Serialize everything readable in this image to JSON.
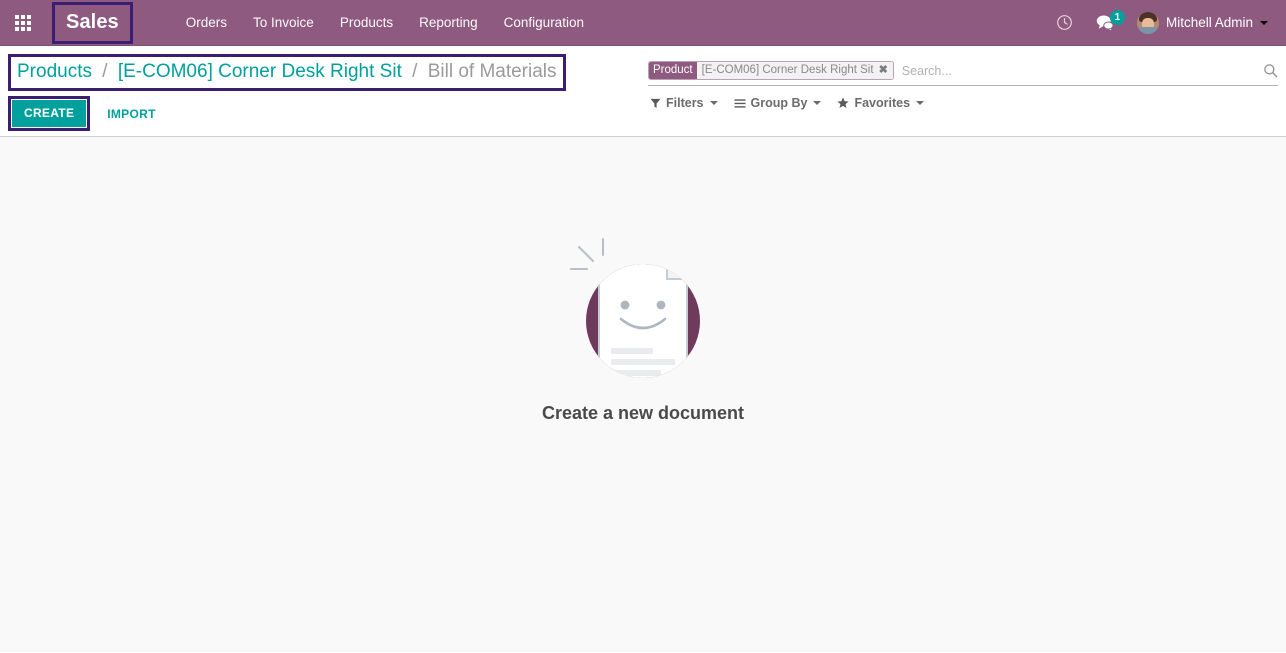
{
  "navbar": {
    "apps_icon": "apps-grid-icon",
    "brand": "Sales",
    "menu": [
      {
        "label": "Orders"
      },
      {
        "label": "To Invoice"
      },
      {
        "label": "Products"
      },
      {
        "label": "Reporting"
      },
      {
        "label": "Configuration"
      }
    ],
    "activity_icon": "clock-icon",
    "messages_icon": "chat-bubbles-icon",
    "messages_count": "1",
    "user_name": "Mitchell Admin",
    "background_color": "#8f5a80",
    "accent_color": "#00a09d"
  },
  "breadcrumb": {
    "items": [
      {
        "label": "Products",
        "type": "link"
      },
      {
        "label": "[E-COM06] Corner Desk Right Sit",
        "type": "link"
      },
      {
        "label": "Bill of Materials",
        "type": "active"
      }
    ],
    "separator": "/"
  },
  "toolbar": {
    "create_label": "CREATE",
    "import_label": "IMPORT"
  },
  "search": {
    "facet_label": "Product",
    "facet_value": "[E-COM06] Corner Desk Right Sit",
    "facet_remove_icon": "close-icon",
    "placeholder": "Search...",
    "value": "",
    "search_icon": "search-icon"
  },
  "filters": {
    "filters_label": "Filters",
    "filters_icon": "funnel-icon",
    "group_by_label": "Group By",
    "group_by_icon": "list-lines-icon",
    "favorites_label": "Favorites",
    "favorites_icon": "star-icon"
  },
  "empty_state": {
    "title": "Create a new document",
    "illustration": "smiling-document-icon",
    "circle_color": "#6f3a5b"
  }
}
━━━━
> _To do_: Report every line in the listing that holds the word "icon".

> _Written answer_:
    "apps_icon": "apps-grid-icon",
    "activity_icon": "clock-icon",
    "messages_icon": "chat-bubbles-icon",
    "facet_remove_icon": "close-icon",
    "search_icon": "search-icon"
    "filters_icon": "funnel-icon",
    "group_by_icon": "list-lines-icon",
    "favorites_icon": "star-icon"
    "illustration": "smiling-document-icon",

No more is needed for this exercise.